Mountain biker with can of coke and banana

I find a banana and a can of Coca Cola are a good source of fuel for me (Image credit: Tom Hardies)

4. Fueling is still important

When riding around having a laugh with friends you often forget how far you ride and how much effort you are actually putting through the pedals. During big days in the saddle, staying fueled correctly is super important in being able to maintain a strong effort. Where I naively presumed the timed downhill sections wouldn’t be super intense, I didn’t plan to fuel properly and so didn’t carry food with me – rookie error. About two hours into the ride I was suddenly very tired, having done more uphill riding (between stages) than initially expected and felt rather glycogen deprived. Due to the intensity of each timed run meaning you have to go full gas for 3-5 min, staying on top of fuel can mean the difference between a winning or losing stage time. 

Mountain bikers riding on a trail

I spent the day riding the race with a group of friends – some old faces, some new faces (Image credit: Amy Perryman)

5. A day out with your mates

With ages ranging as young as under 10, to those in the 65+ category, enduro attracts a diverse range of riders with varying levels of skill and experience. The main point I noticed was that everyone was friendly with everyone; there is no toxicity within the sport as riders want only the best for their comrades. Good sportsmanship across the board meant that slower riders would yield to faster riders even during timed sections to allow the quicker rider a good run.

As much as enduro is serious racing, there is also a buzz in the atmosphere, as if riders are just on a day out with their mates; it was very refreshing to see. To begin with I was slightly apprehensive about how 'scary' the trails were going to be and whether I had enough technical ability to get down in one piece, but by following experienced lines confidence was built quickly. Although the routes provided some challenging sections, there was nothing you had to ride and there were always 'chicken lines' diverting around large drops or features with usually a friendly face providing some gentle encouragement that you can do it!

Mountain bike rider in race

Finishing with third place in the senior women's race was a good end to the day  (Image credit: Anita Gellatly)

Will I be back for more enduro racing?

Enduro is definitely a part of me now, and I will 100 percent be returning for more races. I really enjoyed the less serious racing aspect yet still managing to get that adrenaline hit when pushing limits. Rolling around with a good group of mates makes time fly by and you really do forget how many kilometers you actually cover throughout the day. However, despite having ridden for a good couple of hours, I didn’t particularly feel as though I had raced. In a sense, I was tired from the amount of riding but not from the intensity, unlike how you would feel after an hour of a cyclo-cross race. Naturally being a CX rider, I almost felt a little unaccomplished from the lack of real nerves and intensity, but I have to remind myself that actually this is the main selling point to enduro as the lack of nervousness made the day all the more enjoyable. Finishing with third place in the senior women's race was a good end to the day. I have unfinished business here and will certainly be back for more. 

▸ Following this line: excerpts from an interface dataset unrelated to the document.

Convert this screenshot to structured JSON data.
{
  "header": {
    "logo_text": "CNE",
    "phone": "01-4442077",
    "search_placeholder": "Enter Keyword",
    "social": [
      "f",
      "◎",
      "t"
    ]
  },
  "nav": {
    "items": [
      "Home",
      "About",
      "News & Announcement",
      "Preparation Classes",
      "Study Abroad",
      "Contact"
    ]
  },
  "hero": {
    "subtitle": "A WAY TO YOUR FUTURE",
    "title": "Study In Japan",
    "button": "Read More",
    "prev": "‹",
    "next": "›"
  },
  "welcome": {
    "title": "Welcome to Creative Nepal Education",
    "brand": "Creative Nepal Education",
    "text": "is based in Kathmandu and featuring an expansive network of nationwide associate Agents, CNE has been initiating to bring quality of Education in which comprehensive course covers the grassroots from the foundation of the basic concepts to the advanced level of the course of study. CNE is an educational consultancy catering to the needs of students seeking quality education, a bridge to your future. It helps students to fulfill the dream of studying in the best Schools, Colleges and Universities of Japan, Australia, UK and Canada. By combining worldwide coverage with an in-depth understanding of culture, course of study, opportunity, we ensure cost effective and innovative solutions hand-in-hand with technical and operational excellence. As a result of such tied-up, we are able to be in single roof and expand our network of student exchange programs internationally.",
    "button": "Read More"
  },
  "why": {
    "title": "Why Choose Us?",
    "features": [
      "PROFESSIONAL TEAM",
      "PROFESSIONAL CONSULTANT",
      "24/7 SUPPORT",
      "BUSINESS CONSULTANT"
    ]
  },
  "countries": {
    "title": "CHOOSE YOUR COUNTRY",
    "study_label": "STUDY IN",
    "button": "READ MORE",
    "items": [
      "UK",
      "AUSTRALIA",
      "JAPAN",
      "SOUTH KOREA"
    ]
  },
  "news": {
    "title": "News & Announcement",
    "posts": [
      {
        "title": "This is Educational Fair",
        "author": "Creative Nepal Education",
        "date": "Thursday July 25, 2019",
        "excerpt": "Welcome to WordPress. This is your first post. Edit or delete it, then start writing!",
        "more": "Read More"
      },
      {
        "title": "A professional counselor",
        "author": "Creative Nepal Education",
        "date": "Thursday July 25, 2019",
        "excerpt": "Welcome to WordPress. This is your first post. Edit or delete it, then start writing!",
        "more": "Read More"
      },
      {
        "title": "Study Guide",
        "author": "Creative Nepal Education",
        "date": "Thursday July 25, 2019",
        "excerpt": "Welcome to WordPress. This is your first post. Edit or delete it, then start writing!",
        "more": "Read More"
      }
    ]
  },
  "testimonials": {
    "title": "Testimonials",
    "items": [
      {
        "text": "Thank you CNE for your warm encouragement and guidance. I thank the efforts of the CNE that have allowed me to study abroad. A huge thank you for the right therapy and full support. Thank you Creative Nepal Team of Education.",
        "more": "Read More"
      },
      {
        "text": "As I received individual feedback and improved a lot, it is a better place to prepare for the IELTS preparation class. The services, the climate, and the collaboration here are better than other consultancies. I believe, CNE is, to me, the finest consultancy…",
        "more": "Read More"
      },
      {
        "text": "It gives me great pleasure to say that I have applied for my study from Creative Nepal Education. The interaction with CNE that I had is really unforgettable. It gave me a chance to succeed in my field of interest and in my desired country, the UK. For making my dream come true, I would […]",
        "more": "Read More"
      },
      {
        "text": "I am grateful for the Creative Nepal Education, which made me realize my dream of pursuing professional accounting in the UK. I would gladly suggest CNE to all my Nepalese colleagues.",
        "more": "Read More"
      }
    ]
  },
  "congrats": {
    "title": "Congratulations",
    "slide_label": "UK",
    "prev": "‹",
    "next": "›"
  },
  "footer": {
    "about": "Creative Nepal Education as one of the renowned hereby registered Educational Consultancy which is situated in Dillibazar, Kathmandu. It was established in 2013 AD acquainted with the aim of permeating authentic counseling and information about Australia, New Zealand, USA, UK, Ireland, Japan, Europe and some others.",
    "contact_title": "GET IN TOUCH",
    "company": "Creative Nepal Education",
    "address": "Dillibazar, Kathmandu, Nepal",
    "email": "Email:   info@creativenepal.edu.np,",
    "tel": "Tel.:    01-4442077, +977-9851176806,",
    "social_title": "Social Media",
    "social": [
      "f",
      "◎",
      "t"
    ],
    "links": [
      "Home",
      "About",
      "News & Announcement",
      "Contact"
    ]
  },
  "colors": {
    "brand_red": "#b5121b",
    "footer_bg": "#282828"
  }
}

Amy Perryman
Freelance Writer

As someone who has grown up immersed in the cycling community, Amy has a deep knowledge of the sport. Based in Portsmouth, she began racing track aged 7 and as her love for it grew, at 21, she now competes to a high level in various disciplines, eg. Cyclocross, Road/crit racing, MTB XC and Gravel, racing the CX season for Montezuma's Race Team and throughout the summer racing for the London-based team TEKKERZ CC. Coming from a very intense racing background, she has newly discovered the gravel and off-road bikepacking scene. Amy would love to travel the world more with her bike, so is keen to dip into this newer side of cycling and see what the hype is about.

Rides: Canyon Ultimate CFR, Specialized Allez Sprint 2022, Ridley X-night SL, Scott Spark RC Team edition

Height: 166cm

Weight: 66kg